Hours after it was clear the government had lost its slender majority, Venezuela’s navy intercepted a ship looking for oil on behalf of Exxon Mobil Corp in Guyanese waters.
At a time when there is so much turmoil in South America, the elections that are now due in three months’ time must bring about an outcome that will ensure Guyana is restored to stability. Whoever is victorious needs a strong enough mandate to either govern outright or to form a coalition government that is not as vulnerable as Granger’s proved to be. With the difficulties of coalition governance ultimately being his undoing, question marks also remain over Granger’s future role, if any, going forward given his health.
The toppling of the Guyana government also threatens to profoundly alter the regional security landscape at a time when Venezuela’s decline has exposed vulnerabilities. Many will be looking for assurances from campaigning parties as to whether Guyana will maintain commitments entered into by Granger.
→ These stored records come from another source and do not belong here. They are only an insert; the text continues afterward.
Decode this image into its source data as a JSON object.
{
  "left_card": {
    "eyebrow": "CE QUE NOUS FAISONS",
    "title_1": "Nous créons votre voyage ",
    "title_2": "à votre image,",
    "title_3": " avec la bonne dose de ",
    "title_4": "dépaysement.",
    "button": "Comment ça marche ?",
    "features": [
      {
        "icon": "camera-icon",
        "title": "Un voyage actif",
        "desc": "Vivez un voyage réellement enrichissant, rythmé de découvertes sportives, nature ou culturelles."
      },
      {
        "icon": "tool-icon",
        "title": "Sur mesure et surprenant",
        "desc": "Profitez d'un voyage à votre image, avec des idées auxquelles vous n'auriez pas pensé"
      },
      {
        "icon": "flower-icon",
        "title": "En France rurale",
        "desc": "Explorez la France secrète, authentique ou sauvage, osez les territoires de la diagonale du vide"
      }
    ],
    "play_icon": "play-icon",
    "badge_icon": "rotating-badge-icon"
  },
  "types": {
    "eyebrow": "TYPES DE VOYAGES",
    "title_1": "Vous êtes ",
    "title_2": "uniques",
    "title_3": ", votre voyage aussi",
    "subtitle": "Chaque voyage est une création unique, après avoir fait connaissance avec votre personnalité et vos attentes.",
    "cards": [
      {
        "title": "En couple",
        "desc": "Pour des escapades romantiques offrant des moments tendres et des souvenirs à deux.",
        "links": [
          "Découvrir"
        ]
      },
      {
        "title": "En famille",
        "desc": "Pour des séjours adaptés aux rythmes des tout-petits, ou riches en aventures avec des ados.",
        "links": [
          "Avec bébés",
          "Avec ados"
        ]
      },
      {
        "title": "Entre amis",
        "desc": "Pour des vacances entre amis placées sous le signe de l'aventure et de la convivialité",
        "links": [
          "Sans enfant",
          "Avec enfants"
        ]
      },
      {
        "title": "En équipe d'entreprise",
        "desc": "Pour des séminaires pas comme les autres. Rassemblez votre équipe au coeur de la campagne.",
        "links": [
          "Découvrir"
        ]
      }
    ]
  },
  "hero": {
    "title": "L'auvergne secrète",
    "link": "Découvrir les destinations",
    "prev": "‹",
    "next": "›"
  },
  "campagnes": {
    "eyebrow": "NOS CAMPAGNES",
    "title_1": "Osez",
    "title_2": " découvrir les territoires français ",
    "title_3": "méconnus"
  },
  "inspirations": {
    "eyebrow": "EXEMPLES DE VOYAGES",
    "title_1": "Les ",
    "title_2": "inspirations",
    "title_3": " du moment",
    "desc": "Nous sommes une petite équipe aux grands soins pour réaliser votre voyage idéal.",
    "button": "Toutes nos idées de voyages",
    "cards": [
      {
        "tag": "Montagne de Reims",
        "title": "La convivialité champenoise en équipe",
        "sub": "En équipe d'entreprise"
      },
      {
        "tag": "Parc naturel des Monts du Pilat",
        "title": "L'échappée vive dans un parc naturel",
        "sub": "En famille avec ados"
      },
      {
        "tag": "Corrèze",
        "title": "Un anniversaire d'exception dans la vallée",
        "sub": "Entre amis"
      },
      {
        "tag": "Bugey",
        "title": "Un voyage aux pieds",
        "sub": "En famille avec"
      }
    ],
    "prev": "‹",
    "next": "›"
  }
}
These include the handling of the border dispute as well as initiatives such as the Memorandum of Understanding signed between Guyana and TT.
This country has experience of the various modes of governance including coalitions and governments with outright majorities. The Guyana experience is a reminder of how both modes can easily see governments abruptly upended. With a recent NACTA poll placing the PNM and UNC in a close race in favour of the incumbent, the political parties in our democracy should take note and remember the adage when your neighbour’s house is on fire wet your own.
However, the greatest anxiety will no doubt be about whether the coming political processes will be peaceful given Guyana’s history. In explaining why he voted against the government in a no-confidence motion, back-bencher Charrandas Persaud set an ominous tone.
“If I die now because people may not be happy with what I have done I will die a happy person. I will have a clear conscience,” Persaud said. In the coming months, Guyana must move beyond that tone and enforce its burgeoning tradition of peaceful electoral campaigns and elections.